Cheng: Yar and I have not spoken extensively about Paul Hastings. He wasn’t the one to tell me he is going. I’ve been practicing law for long enough now that I am aware of Paul Hastings as a firm. There are many good lawyers at Paul Hastings, and they have an excellent reputation in many different practice areas. I think that by adding Yar, it seems to be sending a message that they are trying to build up their patent litigation team. It think his presence will help them tremendously being in the toehold with so many technology companies.
Big Law Business: What advice would you give outside counsel who want to be a go-to lawyer for Newegg?
Cheng: I get pitched all the time. Yar actually made an investment in getting to know Newegg over a period of time. It wasn’t a random phone call where he called in and said, “I want to work with you.” Over a period of time, he got to know Newegg. We first sent him a small matter and he did a good job and I invited him to make a pitch in a group defense case. He makes an effort to stay in touch, to get to know his clients and demonstrates that he views them as more than a source of transactional revenue for them. That’s what it takes.
There are many lawyers out there right now that very aggressively pitch more work, and the impression that they leave is that they are just salesmen. There are a lot more legal salesmen now than there are counsel. I like to hire lawyers who are worthy of the name, ‘Counsel,’ who know what their fiduciary duty is, and care about doing good work.
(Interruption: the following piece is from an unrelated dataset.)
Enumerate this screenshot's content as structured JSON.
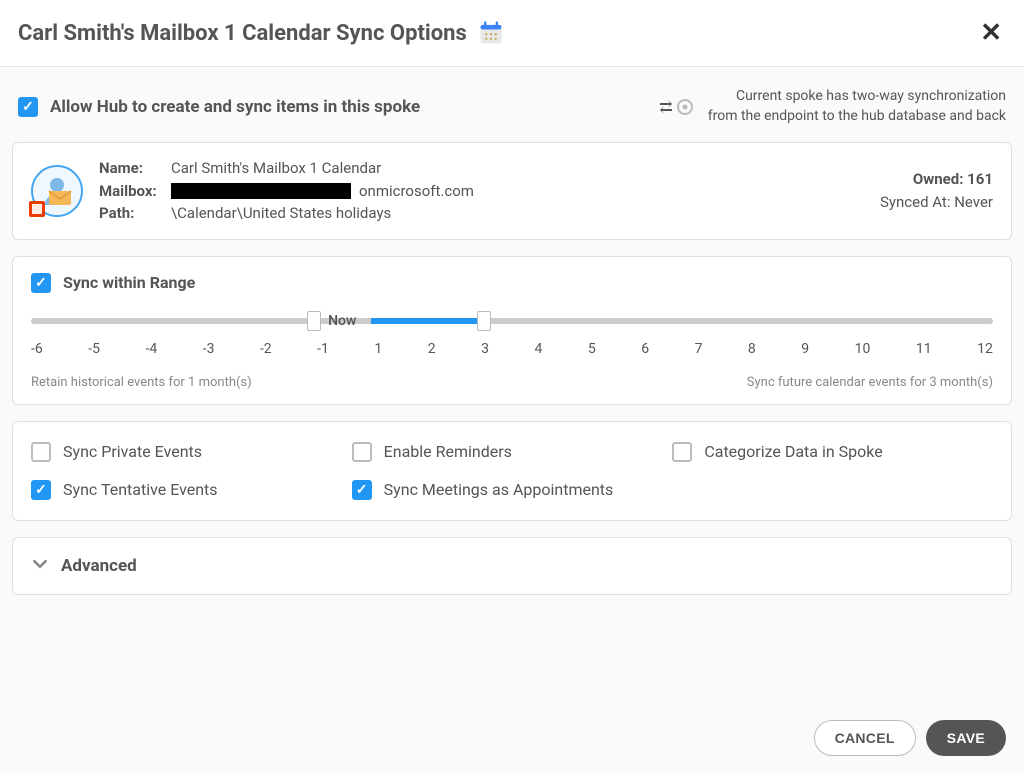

Big Law Business: Any pet peeves about how outside counsel approach you?
Cheng: I think someone who comes in and says, “I work at this firm, and here’s my glossy deck and I work at a famous law firm...” That is just completely lame. And there are far too many lawyers who do that. At the price tag we are at these days, we want to see someone who has differentiation.
When a lawyer is very transactional, they’ll send you a pitch and then they’ll stop talking to you. The conversations aren’t very interesting. They’ll try to sell you and close the deal. And some of them will even offer special deals. They’ll say, “I’ll do $10,000 of legal work for free,” whatever the hell that means. It’s never free. The lawyers that differentiate themselves, they spend time to learn about a company and build the relationship. They understand the company’s legal issues and the backgrounds of the people they are pitching, and they demonstrate a real interest.
It isn’t coming in and telling the prospective client, “Gee, my firm has X number, thousands of lawyers.” I don’t’ really care how many thousand lawyers you have. I don’t want to work with 2,000 lawyers. I don’t care how many offices you have. Most lawyers don’t end up using the vast majority of lawyers that a law firm has. When I hear a law firm opens an office here and there, I think overhead. How much overhead it’ll take to subsidize what I need.
Big Law Business: Can you talk about how the relationship with Yar started?
Cheng: Yar reached out to me initially many years ago. I get a lot of calls from a lot of lawyers pitching for work. There is definitely a difference between calls, andcalls. We had a conversation that I found engaging and he demonstrated in that conversation that he understood the in-house mentality. That stood out. This is not clear with a lot of lawyers who have only worked at a big law firm. So I had a very good initial conversation.
I had no good reason to send work to Yar at that time because I had very good patent counsel. But we are always looking for good lawyers to work with. Typically what we do at Newegg, is, we will send a small matter to a lawyer and give them a chance to demonstrate that they can make an investment. Sometimes it’s to local counsel. With Yar, over the next couple years, we continued to build the relationship and he demonstrated that he also had an interest in Newegg beyond making a few extra bucks.